“As part of this strategic review process, we expect management and the board to…re-evaluate Google’s approach to capital returns, whereby the company had ~$31 billion remaining on its Class C repurchase authorization and ~$121 billion in cash and equivalents as of 3Q19,” JMP Securities analyst Ronald Josey said in a note to clients. Already the company has become gradually more open to buybacks, repurchasing about $12.3 billion of shares so far this year, compared with $9 billion in all of last year, Josey wrote.

J.P. Morgan’s Doug Anmuth as well said that it’s “possible that Alphabet could become more amenable to larger share buybacks,” though he highlighted that Brin and Page are still on the Board of Directors, which could limit the adoption of new capital-return tactics.

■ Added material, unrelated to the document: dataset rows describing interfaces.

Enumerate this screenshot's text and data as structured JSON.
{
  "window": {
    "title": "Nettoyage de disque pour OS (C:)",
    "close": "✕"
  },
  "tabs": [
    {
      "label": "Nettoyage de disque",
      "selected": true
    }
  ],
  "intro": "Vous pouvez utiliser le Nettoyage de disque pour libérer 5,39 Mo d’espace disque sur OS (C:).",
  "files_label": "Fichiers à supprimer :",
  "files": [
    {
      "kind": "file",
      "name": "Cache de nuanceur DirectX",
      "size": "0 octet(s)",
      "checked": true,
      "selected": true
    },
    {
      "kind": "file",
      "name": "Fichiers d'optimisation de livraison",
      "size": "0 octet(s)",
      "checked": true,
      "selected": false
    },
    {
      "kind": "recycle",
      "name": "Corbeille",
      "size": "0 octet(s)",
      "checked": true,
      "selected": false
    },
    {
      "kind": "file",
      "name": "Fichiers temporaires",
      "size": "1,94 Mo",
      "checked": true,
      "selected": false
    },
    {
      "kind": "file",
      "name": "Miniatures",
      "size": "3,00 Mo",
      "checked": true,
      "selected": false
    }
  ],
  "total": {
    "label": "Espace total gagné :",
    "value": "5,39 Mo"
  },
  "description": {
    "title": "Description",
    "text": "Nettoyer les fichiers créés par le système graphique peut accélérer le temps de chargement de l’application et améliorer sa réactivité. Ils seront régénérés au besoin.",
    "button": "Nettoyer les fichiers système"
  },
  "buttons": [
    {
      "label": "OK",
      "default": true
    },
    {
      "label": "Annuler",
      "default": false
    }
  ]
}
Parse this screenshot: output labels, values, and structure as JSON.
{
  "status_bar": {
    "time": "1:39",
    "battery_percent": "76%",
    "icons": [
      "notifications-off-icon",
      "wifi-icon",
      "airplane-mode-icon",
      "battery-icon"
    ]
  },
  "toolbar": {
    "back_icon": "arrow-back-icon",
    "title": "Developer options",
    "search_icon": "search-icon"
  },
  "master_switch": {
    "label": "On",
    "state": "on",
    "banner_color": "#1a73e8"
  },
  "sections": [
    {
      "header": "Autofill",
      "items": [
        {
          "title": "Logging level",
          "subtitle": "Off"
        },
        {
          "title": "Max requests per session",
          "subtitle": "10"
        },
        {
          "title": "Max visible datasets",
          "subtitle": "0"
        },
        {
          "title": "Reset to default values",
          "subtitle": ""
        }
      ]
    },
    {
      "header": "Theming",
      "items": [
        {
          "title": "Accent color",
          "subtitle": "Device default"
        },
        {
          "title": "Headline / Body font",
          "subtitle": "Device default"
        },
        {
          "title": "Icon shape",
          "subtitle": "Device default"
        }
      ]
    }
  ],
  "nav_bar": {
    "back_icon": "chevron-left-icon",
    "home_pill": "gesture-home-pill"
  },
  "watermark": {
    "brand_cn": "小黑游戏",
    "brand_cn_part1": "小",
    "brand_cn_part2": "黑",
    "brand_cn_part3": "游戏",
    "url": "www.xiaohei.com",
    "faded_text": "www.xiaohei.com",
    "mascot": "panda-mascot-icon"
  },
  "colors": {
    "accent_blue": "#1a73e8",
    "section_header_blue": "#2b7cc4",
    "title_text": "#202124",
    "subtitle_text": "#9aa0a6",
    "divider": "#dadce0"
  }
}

For JMP’s Josey, the leadership shift could also help turn Alphabet into a more transparent company when it comes to how it reports financials to investors. Alphabet is a sprawling business that includes search advertising, YouTube, and “other bets” like self-driving cars, but the company has drawn criticism for its track record of vague earnings commentary, which some analysts say is holding back Alphabet’s stock.

Alphabet has also attracted the attention of the Securities and Exchange Commission, which has inquired about the company’s segment reporting and its choice not to disclose YouTube revenue even though the platform is a big contributor to the overall business. Based on Alphabet’s rationale at the time for veiling that segment performance, the company may have to change its practices now that Pichar, who oversees YouTube as part of his role as Google CEO, will also be in charge of Alphabet, the entity responsible for reporting financials to investors.

Read more about the SEC’s attempts to drive greater disclosures at Google and Amazon

Though Josey isn’t expecting any big shifts in the immediate term, he wrote that Pichai and Chief Financial Officer Ruth Porat “may use this change as an opportunity to rethink current disclosures and reporting to improve the overall transparency across the businesses,” which is “likely to be positive for shares.”

Alphabet shares are reacting positively in Wednesday’s session, up 1.6% in morning trading compared with a 0.7% gain for the S&P 500 SPX, +0.73%. The stock has risen 26% so far this year, as the S&P has climbed 24%.